|FR322878A *||Title not available|
|GB188513301A *||Title not available|
|Citing Patent||Filing date||Publication date||Applicant||Title|
|US6329438||Oct 4, 2000||Dec 11, 2001||Medtronic Xomed, Inc.||High density sponge and method and apparatus for rinsing a high density sponge|
|US8877233||Jun 28, 2002||Nov 4, 2014||Cook Biotech Incorporated||Porous sponge matrix medical devices and methods|
|US20030013989 *||Jun 28, 2002||Jan 16, 2003||Joseph Obermiller||Porous sponge matrix medical devices and methods|
|U.S. Classification||521/50, 604/369, 604/378|
|International Classification||B29C44/56, B08B3/08, H01L21/00, B08B3/10|
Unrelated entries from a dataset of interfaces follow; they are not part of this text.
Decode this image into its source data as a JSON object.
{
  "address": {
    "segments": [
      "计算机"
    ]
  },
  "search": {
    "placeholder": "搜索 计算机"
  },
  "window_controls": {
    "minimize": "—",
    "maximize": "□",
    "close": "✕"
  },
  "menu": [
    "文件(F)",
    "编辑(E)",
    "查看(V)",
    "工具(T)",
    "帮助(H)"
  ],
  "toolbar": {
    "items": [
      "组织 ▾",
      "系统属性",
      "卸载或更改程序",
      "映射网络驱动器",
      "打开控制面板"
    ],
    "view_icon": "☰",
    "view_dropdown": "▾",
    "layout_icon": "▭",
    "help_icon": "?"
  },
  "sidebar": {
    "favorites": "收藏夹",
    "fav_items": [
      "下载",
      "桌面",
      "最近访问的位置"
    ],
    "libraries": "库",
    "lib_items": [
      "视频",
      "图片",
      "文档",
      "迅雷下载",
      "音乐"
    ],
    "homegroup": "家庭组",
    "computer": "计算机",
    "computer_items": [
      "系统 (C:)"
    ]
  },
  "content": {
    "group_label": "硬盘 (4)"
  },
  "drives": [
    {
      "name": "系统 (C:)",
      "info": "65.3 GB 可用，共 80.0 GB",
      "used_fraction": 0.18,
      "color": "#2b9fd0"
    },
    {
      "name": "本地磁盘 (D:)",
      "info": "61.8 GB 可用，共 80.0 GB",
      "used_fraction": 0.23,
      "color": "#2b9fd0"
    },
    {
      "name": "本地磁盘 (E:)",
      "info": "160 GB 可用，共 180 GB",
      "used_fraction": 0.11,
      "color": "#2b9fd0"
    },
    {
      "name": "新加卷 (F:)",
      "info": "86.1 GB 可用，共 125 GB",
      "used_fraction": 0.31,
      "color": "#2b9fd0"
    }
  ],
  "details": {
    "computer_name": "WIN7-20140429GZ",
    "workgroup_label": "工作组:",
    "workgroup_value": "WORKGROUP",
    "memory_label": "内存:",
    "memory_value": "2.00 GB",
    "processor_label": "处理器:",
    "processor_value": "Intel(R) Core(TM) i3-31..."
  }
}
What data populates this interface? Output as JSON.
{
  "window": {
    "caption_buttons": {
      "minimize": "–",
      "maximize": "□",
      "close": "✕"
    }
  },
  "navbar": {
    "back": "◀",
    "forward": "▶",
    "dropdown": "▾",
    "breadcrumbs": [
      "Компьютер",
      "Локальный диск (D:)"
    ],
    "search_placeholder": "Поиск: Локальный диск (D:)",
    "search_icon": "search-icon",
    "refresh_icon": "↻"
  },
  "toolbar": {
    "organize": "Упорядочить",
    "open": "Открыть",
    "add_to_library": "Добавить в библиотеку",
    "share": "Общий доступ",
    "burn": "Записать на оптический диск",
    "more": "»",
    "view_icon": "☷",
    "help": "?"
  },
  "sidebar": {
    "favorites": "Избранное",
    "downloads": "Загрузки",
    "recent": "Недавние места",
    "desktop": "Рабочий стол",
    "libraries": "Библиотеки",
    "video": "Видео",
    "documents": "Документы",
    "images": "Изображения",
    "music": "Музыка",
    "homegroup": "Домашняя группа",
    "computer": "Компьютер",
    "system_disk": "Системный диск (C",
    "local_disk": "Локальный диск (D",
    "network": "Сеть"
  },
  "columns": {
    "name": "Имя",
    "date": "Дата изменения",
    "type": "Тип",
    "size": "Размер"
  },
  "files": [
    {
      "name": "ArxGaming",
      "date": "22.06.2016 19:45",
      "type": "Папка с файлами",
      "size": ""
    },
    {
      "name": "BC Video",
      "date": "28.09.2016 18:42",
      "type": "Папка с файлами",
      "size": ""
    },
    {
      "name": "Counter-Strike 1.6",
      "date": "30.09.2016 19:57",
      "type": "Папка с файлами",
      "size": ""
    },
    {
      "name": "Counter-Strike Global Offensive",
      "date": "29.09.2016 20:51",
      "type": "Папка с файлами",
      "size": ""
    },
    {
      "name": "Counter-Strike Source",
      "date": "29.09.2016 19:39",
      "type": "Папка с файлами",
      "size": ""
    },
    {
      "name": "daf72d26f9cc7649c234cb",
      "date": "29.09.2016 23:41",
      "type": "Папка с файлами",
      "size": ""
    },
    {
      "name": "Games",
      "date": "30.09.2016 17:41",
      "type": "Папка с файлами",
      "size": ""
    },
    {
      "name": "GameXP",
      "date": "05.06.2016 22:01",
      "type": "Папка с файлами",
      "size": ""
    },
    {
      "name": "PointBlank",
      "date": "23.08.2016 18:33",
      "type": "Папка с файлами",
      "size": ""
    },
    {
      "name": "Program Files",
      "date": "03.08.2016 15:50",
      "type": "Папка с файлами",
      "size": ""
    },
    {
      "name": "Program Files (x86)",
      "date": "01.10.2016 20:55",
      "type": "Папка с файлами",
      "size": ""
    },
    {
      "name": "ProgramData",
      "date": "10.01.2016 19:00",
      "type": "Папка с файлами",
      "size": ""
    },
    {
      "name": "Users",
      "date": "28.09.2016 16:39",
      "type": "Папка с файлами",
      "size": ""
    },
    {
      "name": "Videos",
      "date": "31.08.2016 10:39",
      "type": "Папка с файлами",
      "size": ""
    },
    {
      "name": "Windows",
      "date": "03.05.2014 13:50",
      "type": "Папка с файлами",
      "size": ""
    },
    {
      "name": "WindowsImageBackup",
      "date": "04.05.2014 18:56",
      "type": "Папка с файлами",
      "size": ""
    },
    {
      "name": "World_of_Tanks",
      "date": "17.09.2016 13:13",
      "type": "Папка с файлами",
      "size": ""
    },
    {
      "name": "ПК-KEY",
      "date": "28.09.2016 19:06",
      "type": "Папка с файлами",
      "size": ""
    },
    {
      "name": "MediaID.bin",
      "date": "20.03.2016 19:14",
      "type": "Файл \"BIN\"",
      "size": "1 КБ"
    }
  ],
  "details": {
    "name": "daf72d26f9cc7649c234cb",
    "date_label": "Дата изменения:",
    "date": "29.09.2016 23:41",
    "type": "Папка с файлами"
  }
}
|Cooperative Classification||H01L21/6704, H01L21/67046, B08B3/10, B08B3/08, B29C44/5609|
|European Classification||H01L21/67S2D4W, H01L21/67S2D4W2, B29C44/56B, B08B3/08, B08B3/10|
|Feb 18, 1998||AS||Assignment|
Owner name: XOMED SURGICAL PRODUCTS, INC., FLORIDA
Free format text: ASSIGNMENT OF ASSIGNORS INTEREST;ASSIGNORS:CERCONE, RONALD J.;BAYS, F. BARRY;REEL/FRAME:009014/0431;SIGNING DATES FROM 19980213 TO 19980217
|Mar 29, 2004||FPAY||Fee payment|
Year of fee payment: 4
|Mar 20, 2008||FPAY||Fee payment|
Year of fee payment: 8
|Apr 10, 2012||FPAY||Fee payment|
Year of fee payment: 12